JASO Q2 Earnings Estimate:
- Revenues: $275m component + $10m system = $285m
- Shipments: 160mw cell, 16mw tolling, 255mw module
- Asps: $0.50/watt cell, $0.25/watt tolling, $0.75/watt module
- Unit Costs: $0.50/watt cell, $0.20/watt tolling, $0.70/watt module
- Gross Profit: $15m
- Gross Margin: $15m / $285m = 5.3%
- Operating Expenses: $30m
- Net Interest Expense: $20m
- Tax Benefit: $5m
- Net Loss: -$30m
- Share Count: 196m
- EPS: -0.15
Beyond this core operational estimate, a number of non-operational items could result in the second quarter. As usual and especially the case in the second quarter as the euro declined by roughly 6% vs. the USD, net foreign exchange losses may result. JASO has generally done a good job hedging its foreign currency exposure so the net effect should be limited and perhaps negated by a potential gain in a non-cash marked to market adjustment in the fair value of derivatives linked to its $220m convertible bond balance. Although not the case in the first quarter, additional repurchases of these convertible bonds at par value discounts could also result in U.S. GAAP gains.
Looking forward into the second half of 2012, operating results should continue to strengthen. Whether it will be enough to push JASO into corporate profitability is still uncertain given the industry's extremely fluid pricing environment, but at least there should be many positive factors that may play out for the company.
A key positive earnings driver is JASO's continued downstream expansion. Sometime in the second half, JA Solar expects to recognize 100MW of self developed solar projects at implied gross margin well above its solar cell and module component segments. The recognized sale of these projects could lead to as much as $30m of incremental gross profit spread across Q3 and Q4. While JASO's project business is new and small in scale relative to its component manufacturing business, it has the potential to expand as China's domestic demand increases. As a top tier Chinese solar company, JA Solar will likely receive its fair share of the Chinese domestic market much like how First Solar (FSLR) has built a strong U.S. project pipeline. Peers such as Trina Solar have already announced in a recent conference call that while near term project exposure may be small, it could make up as much as half of the company's revenues in the next 2-3 years.

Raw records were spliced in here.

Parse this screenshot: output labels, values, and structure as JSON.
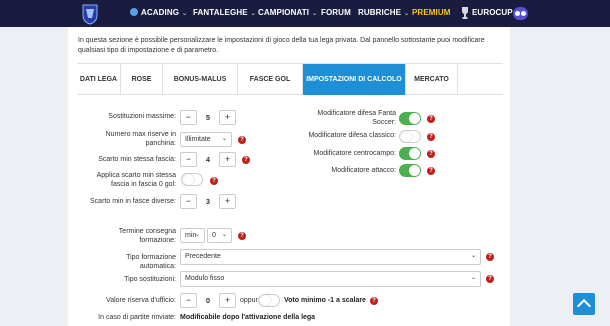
{
  "nav": {
    "items": [
      "ACADING",
      "FANTALEGHE",
      "CAMPIONATI",
      "FORUM",
      "RUBRICHE",
      "PREMIUM",
      "EUROCUP"
    ]
  },
  "intro": "In questa sezione è possibile personalizzare le impostazioni di gioco della tua lega privata. Dal pannello sottostante puoi modificare qualsiasi tipo di impostazione e di parametro.",
  "tabs": [
    "DATI LEGA",
    "ROSE",
    "BONUS-MALUS",
    "FASCE GOL",
    "IMPOSTAZIONI DI CALCOLO",
    "MERCATO"
  ],
  "left": {
    "sostituzioni_label": "Sostituzioni massime:",
    "sostituzioni_value": "5",
    "riserve_label": "Numero max riserve in panchina:",
    "riserve_value": "Illimitate",
    "scarto_label": "Scarto min stessa fascia:",
    "scarto_value": "4",
    "applica_label": "Applica scarto min stessa fascia in fascia 0 gol:",
    "diverse_label": "Scarto min in fasce diverse:",
    "diverse_value": "3"
  },
  "right": {
    "difesa_fanta_label": "Modificatore difesa Fanta Soccer:",
    "difesa_classico_label": "Modificatore difesa classico:",
    "centrocampo_label": "Modificatore centrocampo:",
    "attacco_label": "Modificatore attacco:"
  },
  "bottom": {
    "termine_label": "Termine consegna formazione:",
    "termine_unit": "min",
    "termine_value": "0",
    "tipo_form_label": "Tipo formazione automatica:",
    "tipo_form_value": "Precedente",
    "tipo_sost_label": "Tipo sostituzioni:",
    "tipo_sost_value": "Modulo fisso",
    "riserva_label": "Valore riserva d'ufficio:",
    "riserva_value": "0",
    "oppure": "oppure",
    "voto_minimo": "Voto minimo -1 a scalare",
    "rinvio_label": "In caso di partite rinviate:",
    "rinvio_value": "Modificabile dopo l'attivazione della lega"
  },
  "help_glyph": "?",
  "minus_glyph": "−",
  "plus_glyph": "+",
  "caret_glyph": "⌄",
  "chevron_glyph": "⌄"
}
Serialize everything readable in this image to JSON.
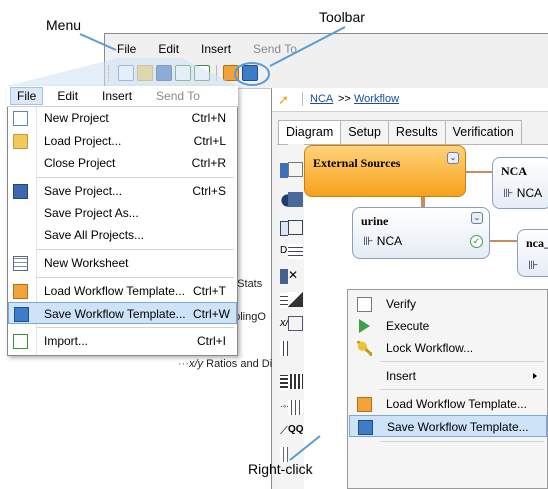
{
  "callouts": {
    "menu": "Menu",
    "toolbar": "Toolbar",
    "right_click": "Right-click"
  },
  "bg_menubar": {
    "file": "File",
    "edit": "Edit",
    "insert": "Insert",
    "send_to": "Send To"
  },
  "breadcrumb": {
    "first": "NCA",
    "separator": ">>",
    "second": "Workflow"
  },
  "tabs": [
    "Diagram",
    "Setup",
    "Results",
    "Verification"
  ],
  "tree": {
    "line1": "e Stats",
    "line2": "nplingO",
    "line3": "Ratios and Differ"
  },
  "nodes": {
    "external_sources": "External Sources",
    "nca_top": "NCA",
    "nca_top_sub": "NCA",
    "urine": "urine",
    "urine_sub": "NCA",
    "nca_right": "nca_"
  },
  "file_menu": {
    "bar": {
      "file": "File",
      "edit": "Edit",
      "insert": "Insert",
      "send_to": "Send To"
    },
    "items": [
      {
        "label": "New Project",
        "shortcut": "Ctrl+N",
        "icon": "new-project-icon"
      },
      {
        "label": "Load Project...",
        "shortcut": "Ctrl+L",
        "icon": "folder-icon"
      },
      {
        "label": "Close Project",
        "shortcut": "Ctrl+R",
        "icon": ""
      },
      {
        "label": "Save Project...",
        "shortcut": "Ctrl+S",
        "icon": "disk-icon"
      },
      {
        "label": "Save Project As...",
        "shortcut": "",
        "icon": ""
      },
      {
        "label": "Save All Projects...",
        "shortcut": "",
        "icon": ""
      },
      {
        "label": "New Worksheet",
        "shortcut": "",
        "icon": "worksheet-icon"
      },
      {
        "label": "Load Workflow Template...",
        "shortcut": "Ctrl+T",
        "icon": "load-workflow-template-icon"
      },
      {
        "label": "Save Workflow Template...",
        "shortcut": "Ctrl+W",
        "icon": "save-workflow-template-icon"
      },
      {
        "label": "Import...",
        "shortcut": "Ctrl+I",
        "icon": "import-icon"
      }
    ]
  },
  "context_menu": {
    "items": [
      {
        "label": "Verify",
        "icon": "verify-icon"
      },
      {
        "label": "Execute",
        "icon": "execute-icon"
      },
      {
        "label": "Lock Workflow...",
        "icon": "key-icon"
      },
      {
        "label": "Insert",
        "icon": ""
      },
      {
        "label": "Load Workflow Template...",
        "icon": "load-workflow-template-icon"
      },
      {
        "label": "Save Workflow Template...",
        "icon": "save-workflow-template-icon"
      }
    ]
  },
  "colors": {
    "highlight": "#cfe3f8",
    "highlight_border": "#7aa8d8",
    "external_sources_node": "#f7a21b",
    "link": "#1a4fa0",
    "callout_line": "#5b9bd5"
  }
}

Even on the component side, JA Solar could deliver incremental upside. The company's OEM exposure to some of Japan's leading brands could allow JASO to gain market share in Japan faster than non-Japanese branded modules. Although the company has generally discounted potential Japanese market upside, the recent introduction of extremely generous Japanese feed-in-tariffs could result in a sudden demand surge. More importantly, JASO has indicated module ASPs in Japan as high as $1.00/watt, or 30-40% higher than other regional markets. Even at smaller volumes, any incremental expansion of business in Japan would likely result in disproportionate profitability benefits for JA Solar.
While it has been difficult to differentiate solar companies apart especially when most companies have been losing money, certain companies are extremely well positioned to not only survive the industry's ongoing consolidation, but thrive as market pricing normalizes to sustainable levels. As one of the world's largest solar cell manufacturers with among the lowest debt to equity ratios in the industry, JA Solar is strongly positioned to benefit in the next industry up cycle. Until consolidation draws to a close, JASO like most peers will likely continue to tread water by reporting manageable quarterly losses. With a recent share repurchase announcement, at least JASO's management believes the market may have already overly discounted any future recovery.